Where does the word "name" show up in the records? Copy every line that has it.
─── EXTRACTED ENTRIES ───
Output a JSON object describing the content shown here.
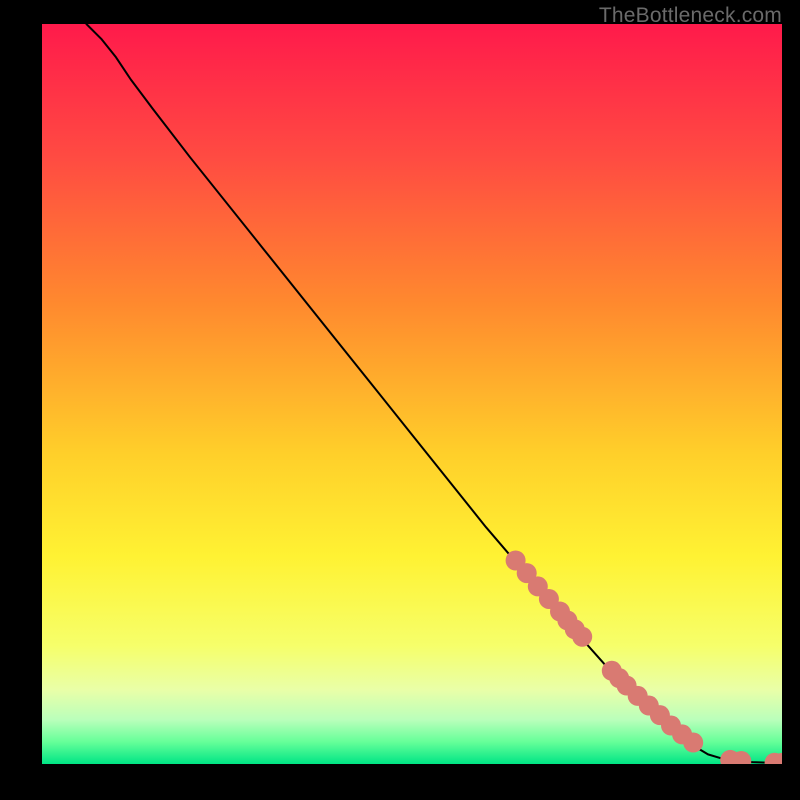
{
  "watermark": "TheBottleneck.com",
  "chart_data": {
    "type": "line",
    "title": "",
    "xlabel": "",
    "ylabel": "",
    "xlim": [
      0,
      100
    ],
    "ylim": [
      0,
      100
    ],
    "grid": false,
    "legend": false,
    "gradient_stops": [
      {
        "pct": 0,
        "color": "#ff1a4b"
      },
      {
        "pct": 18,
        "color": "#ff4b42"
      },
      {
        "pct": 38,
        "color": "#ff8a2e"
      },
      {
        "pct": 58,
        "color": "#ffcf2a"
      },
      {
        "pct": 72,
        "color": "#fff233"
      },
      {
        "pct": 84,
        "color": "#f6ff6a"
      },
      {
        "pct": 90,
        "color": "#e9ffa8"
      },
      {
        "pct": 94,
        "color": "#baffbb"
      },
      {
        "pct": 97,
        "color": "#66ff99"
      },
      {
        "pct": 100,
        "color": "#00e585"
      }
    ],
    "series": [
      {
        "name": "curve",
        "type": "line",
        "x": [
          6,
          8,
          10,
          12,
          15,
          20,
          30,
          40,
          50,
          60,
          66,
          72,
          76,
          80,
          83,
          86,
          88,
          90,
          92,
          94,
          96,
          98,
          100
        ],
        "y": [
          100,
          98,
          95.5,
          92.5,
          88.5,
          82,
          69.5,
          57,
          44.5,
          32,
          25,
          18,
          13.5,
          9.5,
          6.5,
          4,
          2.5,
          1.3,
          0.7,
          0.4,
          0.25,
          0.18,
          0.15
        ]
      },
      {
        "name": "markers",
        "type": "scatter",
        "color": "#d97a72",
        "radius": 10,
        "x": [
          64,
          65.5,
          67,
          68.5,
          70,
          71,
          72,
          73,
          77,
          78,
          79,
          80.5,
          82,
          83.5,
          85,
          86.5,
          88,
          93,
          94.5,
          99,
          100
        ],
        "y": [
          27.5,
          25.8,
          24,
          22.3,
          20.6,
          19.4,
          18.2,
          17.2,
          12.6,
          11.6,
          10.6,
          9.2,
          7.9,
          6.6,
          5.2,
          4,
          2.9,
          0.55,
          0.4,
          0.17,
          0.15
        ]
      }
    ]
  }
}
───
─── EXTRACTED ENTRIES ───
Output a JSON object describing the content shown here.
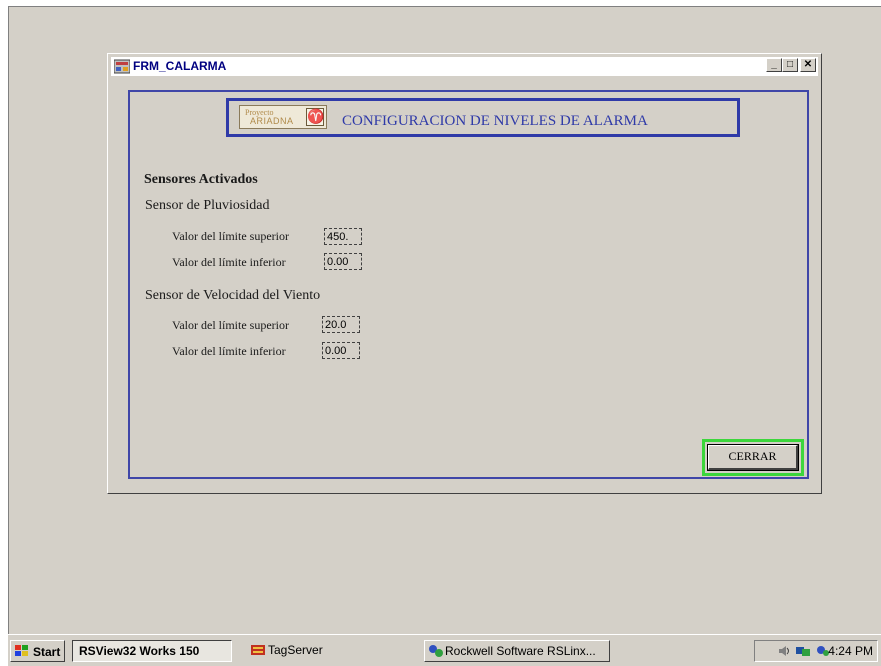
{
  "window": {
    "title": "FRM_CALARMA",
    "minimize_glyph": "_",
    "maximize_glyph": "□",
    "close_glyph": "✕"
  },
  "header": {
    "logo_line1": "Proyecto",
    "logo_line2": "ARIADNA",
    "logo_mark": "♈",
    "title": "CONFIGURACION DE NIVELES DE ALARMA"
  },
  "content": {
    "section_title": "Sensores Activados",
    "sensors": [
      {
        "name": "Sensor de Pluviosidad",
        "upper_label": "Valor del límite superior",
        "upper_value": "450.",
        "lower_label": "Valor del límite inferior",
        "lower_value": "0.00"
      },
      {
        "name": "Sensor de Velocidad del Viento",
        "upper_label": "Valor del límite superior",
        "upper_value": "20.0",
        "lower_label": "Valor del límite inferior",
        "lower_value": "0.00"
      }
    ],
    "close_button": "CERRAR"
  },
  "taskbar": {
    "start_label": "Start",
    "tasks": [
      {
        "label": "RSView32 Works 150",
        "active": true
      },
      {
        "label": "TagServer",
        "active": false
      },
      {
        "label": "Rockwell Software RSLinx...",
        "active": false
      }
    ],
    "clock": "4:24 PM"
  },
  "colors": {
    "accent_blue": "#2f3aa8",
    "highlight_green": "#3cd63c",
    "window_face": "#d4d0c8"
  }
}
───
● ANSWER TO THIS EXERCISE
        "name": "curve",
        "name": "markers",
        "name": "Sensor de Pluviosidad",
        "name": "Sensor de Velocidad del Viento",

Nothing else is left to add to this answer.